### [What the task asks]
Tally the lines in the records underneath that contain the string "JSON", and state the figure by itself.
══════════
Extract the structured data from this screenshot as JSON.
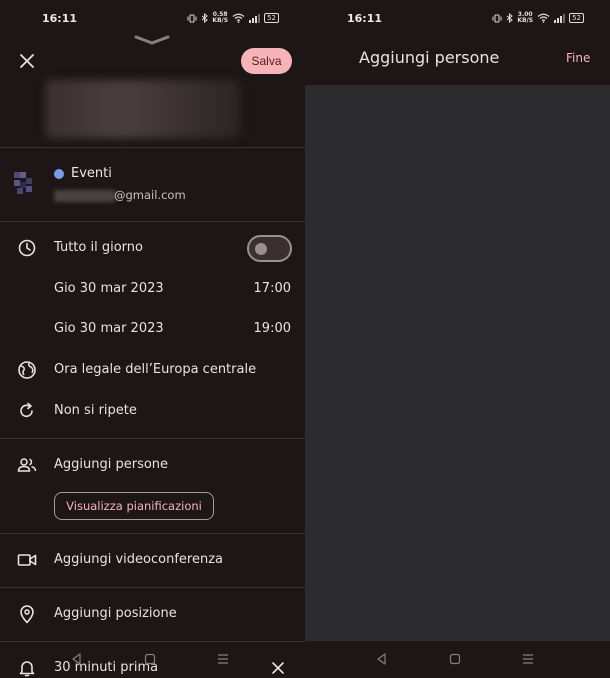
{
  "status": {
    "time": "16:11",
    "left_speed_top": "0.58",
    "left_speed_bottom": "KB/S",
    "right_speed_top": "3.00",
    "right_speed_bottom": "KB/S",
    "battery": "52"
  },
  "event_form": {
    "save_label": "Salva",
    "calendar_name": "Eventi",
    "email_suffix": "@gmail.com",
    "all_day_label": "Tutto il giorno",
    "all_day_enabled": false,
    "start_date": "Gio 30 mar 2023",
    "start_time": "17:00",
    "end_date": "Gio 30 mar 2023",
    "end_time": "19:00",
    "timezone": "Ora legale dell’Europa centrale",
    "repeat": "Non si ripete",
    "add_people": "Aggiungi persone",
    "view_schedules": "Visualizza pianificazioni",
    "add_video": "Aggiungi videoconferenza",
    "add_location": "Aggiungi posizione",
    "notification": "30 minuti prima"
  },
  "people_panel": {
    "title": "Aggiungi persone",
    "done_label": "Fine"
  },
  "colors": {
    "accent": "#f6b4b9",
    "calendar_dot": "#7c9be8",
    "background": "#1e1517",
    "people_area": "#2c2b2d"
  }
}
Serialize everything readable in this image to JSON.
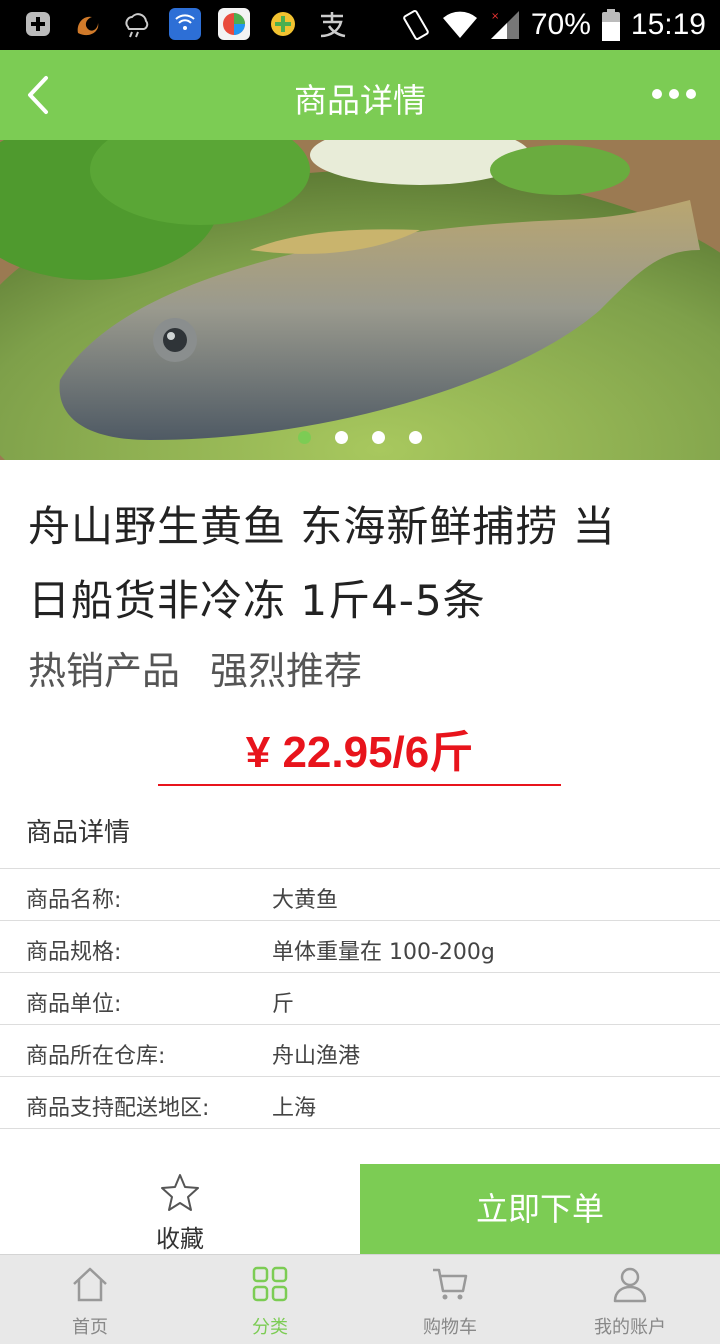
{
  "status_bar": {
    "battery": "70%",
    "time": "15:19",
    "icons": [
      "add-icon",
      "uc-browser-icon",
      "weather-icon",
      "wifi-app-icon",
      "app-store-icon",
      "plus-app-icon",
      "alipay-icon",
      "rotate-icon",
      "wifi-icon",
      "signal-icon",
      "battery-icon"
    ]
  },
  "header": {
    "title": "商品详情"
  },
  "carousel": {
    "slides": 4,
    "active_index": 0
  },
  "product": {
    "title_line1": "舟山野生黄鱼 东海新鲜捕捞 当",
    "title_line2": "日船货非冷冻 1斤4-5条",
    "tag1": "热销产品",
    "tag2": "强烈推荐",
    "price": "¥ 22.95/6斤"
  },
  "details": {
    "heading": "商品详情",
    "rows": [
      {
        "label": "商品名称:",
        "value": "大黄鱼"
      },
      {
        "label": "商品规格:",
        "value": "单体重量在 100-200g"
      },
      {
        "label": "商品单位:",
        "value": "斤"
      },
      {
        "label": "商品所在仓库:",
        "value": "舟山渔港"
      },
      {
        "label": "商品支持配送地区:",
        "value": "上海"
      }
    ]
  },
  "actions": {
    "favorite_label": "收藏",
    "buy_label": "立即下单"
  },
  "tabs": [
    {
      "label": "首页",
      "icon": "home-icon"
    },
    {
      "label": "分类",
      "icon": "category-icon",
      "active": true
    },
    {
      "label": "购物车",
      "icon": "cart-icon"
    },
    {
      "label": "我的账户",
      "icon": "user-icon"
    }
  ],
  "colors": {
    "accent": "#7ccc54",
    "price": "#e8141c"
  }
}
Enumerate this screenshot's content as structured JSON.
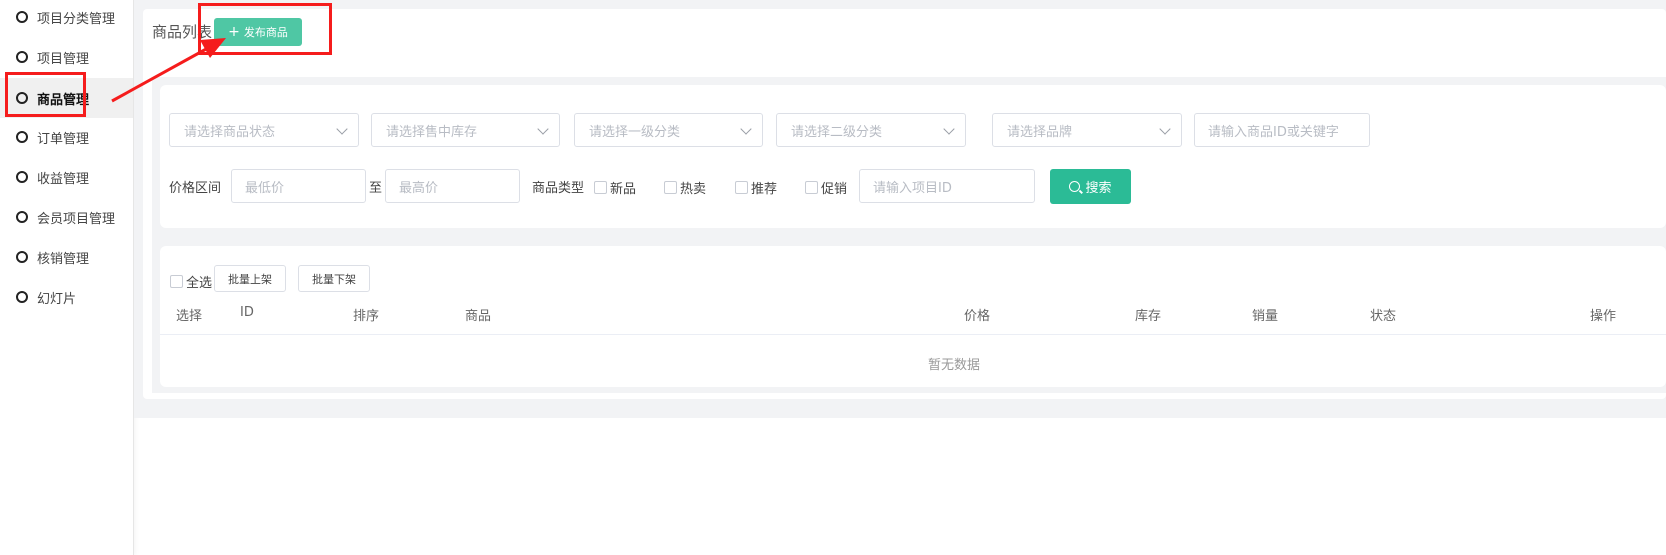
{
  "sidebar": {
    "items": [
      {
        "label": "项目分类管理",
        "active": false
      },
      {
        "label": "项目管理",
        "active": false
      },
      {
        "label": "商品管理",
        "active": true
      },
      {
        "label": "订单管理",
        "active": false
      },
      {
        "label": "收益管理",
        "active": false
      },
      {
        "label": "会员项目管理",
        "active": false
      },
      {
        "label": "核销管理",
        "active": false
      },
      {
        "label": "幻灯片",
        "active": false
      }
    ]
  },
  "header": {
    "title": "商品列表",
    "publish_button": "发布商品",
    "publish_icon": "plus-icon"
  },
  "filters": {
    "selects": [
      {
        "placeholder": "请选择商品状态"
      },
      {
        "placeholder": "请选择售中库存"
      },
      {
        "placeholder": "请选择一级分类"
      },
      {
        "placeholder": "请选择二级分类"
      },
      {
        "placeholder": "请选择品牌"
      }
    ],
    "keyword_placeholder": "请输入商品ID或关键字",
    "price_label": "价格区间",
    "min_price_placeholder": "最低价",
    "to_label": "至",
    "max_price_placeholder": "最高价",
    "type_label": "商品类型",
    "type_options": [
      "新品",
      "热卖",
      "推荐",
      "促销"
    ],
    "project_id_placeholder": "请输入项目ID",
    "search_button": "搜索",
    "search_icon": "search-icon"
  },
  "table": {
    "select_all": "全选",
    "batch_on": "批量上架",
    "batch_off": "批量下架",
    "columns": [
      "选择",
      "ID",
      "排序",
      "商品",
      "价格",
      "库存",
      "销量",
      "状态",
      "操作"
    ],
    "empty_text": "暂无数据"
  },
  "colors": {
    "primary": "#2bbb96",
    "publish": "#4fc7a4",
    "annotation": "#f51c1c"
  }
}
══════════
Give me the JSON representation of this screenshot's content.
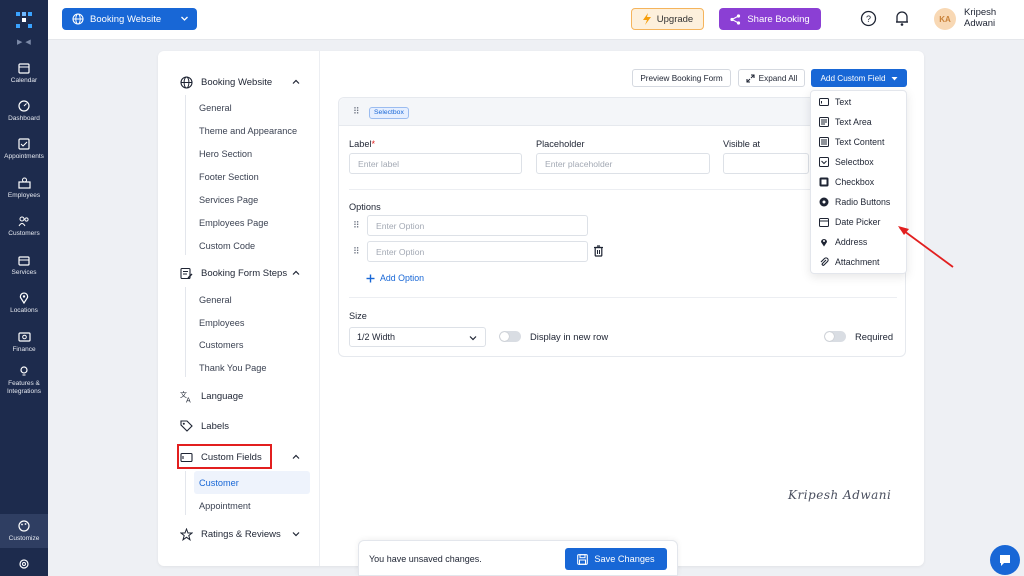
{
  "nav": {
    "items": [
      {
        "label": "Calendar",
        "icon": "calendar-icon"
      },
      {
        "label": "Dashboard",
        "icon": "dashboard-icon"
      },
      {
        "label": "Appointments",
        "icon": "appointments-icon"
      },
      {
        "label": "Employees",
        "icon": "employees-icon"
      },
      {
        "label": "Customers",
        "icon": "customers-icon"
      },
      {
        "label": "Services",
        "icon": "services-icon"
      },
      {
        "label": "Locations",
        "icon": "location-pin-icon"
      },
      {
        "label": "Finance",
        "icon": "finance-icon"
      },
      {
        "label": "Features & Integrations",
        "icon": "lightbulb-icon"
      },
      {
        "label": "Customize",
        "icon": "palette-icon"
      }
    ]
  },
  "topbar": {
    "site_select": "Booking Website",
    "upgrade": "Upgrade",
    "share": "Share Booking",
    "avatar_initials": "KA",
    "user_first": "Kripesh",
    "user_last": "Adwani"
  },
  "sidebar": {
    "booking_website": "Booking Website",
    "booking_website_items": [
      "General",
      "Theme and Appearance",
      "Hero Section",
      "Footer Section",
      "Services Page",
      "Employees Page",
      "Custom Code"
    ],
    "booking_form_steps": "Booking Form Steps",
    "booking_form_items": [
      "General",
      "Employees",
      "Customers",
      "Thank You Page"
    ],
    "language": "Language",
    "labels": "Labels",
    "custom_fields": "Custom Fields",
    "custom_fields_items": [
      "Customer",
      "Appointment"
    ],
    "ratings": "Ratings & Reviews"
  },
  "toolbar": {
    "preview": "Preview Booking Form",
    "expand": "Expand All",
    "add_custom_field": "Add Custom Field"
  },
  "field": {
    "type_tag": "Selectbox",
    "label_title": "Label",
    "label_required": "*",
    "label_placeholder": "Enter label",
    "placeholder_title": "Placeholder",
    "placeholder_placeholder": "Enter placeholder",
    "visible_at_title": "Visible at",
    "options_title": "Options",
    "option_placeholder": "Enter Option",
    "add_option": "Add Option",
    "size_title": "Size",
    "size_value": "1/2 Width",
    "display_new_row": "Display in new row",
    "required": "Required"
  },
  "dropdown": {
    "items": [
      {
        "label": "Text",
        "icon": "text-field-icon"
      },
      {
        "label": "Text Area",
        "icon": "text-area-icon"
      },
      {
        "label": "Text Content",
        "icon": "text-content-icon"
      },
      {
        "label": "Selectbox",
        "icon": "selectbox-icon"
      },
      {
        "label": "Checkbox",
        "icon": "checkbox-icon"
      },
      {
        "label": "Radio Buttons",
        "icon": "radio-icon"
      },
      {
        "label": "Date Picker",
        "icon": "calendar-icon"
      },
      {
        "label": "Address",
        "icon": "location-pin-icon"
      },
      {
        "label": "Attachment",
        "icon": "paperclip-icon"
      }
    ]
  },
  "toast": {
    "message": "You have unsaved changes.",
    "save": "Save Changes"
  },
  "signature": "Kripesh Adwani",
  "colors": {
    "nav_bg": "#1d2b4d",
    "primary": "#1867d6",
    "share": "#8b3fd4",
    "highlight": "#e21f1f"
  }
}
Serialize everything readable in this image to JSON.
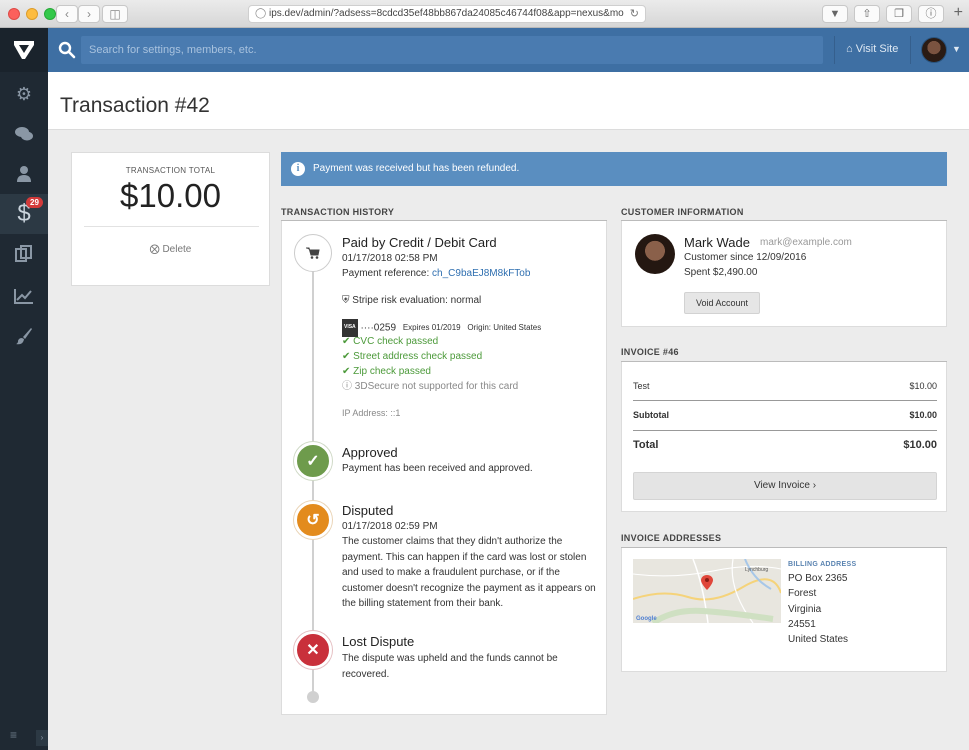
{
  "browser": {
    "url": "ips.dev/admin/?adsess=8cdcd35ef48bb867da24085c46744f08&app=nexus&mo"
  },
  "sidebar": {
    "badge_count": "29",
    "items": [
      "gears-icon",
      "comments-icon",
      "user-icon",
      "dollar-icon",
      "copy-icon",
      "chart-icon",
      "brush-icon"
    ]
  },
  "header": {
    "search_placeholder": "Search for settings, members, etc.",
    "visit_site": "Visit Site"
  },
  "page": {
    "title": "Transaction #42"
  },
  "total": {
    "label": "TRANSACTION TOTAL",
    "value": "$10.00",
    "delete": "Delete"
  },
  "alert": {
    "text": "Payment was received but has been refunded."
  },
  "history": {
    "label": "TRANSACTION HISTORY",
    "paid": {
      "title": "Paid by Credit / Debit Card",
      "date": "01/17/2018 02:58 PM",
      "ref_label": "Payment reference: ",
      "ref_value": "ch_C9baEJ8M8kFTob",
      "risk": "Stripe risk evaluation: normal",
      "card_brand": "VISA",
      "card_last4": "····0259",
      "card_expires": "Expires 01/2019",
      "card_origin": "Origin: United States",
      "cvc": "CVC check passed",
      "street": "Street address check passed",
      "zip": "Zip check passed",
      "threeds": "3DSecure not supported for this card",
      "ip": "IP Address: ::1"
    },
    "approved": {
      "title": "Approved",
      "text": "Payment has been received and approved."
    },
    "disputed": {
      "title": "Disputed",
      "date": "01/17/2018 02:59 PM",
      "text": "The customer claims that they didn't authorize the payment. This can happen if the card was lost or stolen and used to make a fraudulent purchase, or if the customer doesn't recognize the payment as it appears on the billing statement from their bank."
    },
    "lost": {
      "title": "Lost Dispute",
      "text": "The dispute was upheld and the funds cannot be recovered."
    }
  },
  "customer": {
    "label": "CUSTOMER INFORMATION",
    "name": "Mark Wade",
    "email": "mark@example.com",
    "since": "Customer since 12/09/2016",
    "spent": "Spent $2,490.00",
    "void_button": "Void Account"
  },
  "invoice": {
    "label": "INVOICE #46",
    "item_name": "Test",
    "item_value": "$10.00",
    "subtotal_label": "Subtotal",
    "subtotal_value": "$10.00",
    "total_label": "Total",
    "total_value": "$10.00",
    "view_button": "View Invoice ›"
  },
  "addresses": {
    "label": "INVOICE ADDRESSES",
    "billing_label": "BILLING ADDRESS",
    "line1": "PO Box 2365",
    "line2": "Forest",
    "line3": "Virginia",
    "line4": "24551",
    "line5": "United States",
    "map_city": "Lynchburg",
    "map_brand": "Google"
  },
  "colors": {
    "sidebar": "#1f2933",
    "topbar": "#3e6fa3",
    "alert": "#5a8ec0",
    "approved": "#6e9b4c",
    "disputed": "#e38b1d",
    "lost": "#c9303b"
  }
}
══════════
### [Answer box]
5